(Provided material begins)
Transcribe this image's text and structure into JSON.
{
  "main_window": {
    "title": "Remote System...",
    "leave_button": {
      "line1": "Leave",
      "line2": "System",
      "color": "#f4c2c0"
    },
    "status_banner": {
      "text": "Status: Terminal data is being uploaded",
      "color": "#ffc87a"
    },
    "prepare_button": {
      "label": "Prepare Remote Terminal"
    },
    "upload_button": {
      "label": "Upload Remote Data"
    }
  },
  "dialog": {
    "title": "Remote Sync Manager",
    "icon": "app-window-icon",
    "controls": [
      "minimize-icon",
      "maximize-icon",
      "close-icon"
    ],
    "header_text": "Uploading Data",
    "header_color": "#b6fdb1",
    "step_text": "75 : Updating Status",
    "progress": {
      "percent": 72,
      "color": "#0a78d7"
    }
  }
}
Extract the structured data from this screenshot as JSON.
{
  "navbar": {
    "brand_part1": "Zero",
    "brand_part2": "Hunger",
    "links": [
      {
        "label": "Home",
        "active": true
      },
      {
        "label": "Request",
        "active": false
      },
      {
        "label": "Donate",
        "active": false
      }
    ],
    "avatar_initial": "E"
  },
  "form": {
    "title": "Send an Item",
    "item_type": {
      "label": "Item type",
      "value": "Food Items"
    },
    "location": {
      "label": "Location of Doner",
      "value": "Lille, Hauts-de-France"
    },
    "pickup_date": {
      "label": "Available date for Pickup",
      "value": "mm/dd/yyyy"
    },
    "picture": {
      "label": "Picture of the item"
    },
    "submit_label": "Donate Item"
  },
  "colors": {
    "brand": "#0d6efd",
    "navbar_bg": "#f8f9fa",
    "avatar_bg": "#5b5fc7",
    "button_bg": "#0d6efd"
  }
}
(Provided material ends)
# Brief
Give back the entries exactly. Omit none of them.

# Task solution
Transcribe this image's text and structure into JSON.
{
  "main_window": {
    "title": "Remote System...",
    "leave_button": {
      "line1": "Leave",
      "line2": "System",
      "color": "#f4c2c0"
    },
    "status_banner": {
      "text": "Status: Terminal data is being uploaded",
      "color": "#ffc87a"
    },
    "prepare_button": {
      "label": "Prepare Remote Terminal"
    },
    "upload_button": {
      "label": "Upload Remote Data"
    }
  },
  "dialog": {
    "title": "Remote Sync Manager",
    "icon": "app-window-icon",
    "controls": [
      "minimize-icon",
      "maximize-icon",
      "close-icon"
    ],
    "header_text": "Uploading Data",
    "header_color": "#b6fdb1",
    "step_text": "75 : Updating Status",
    "progress": {
      "percent": 72,
      "color": "#0a78d7"
    }
  }
}
Extract the structured data from this screenshot as JSON.
{
  "navbar": {
    "brand_part1": "Zero",
    "brand_part2": "Hunger",
    "links": [
      {
        "label": "Home",
        "active": true
      },
      {
        "label": "Request",
        "active": false
      },
      {
        "label": "Donate",
        "active": false
      }
    ],
    "avatar_initial": "E"
  },
  "form": {
    "title": "Send an Item",
    "item_type": {
      "label": "Item type",
      "value": "Food Items"
    },
    "location": {
      "label": "Location of Doner",
      "value": "Lille, Hauts-de-France"
    },
    "pickup_date": {
      "label": "Available date for Pickup",
      "value": "mm/dd/yyyy"
    },
    "picture": {
      "label": "Picture of the item"
    },
    "submit_label": "Donate Item"
  },
  "colors": {
    "brand": "#0d6efd",
    "navbar_bg": "#f8f9fa",
    "avatar_bg": "#5b5fc7",
    "button_bg": "#0d6efd"
  }
}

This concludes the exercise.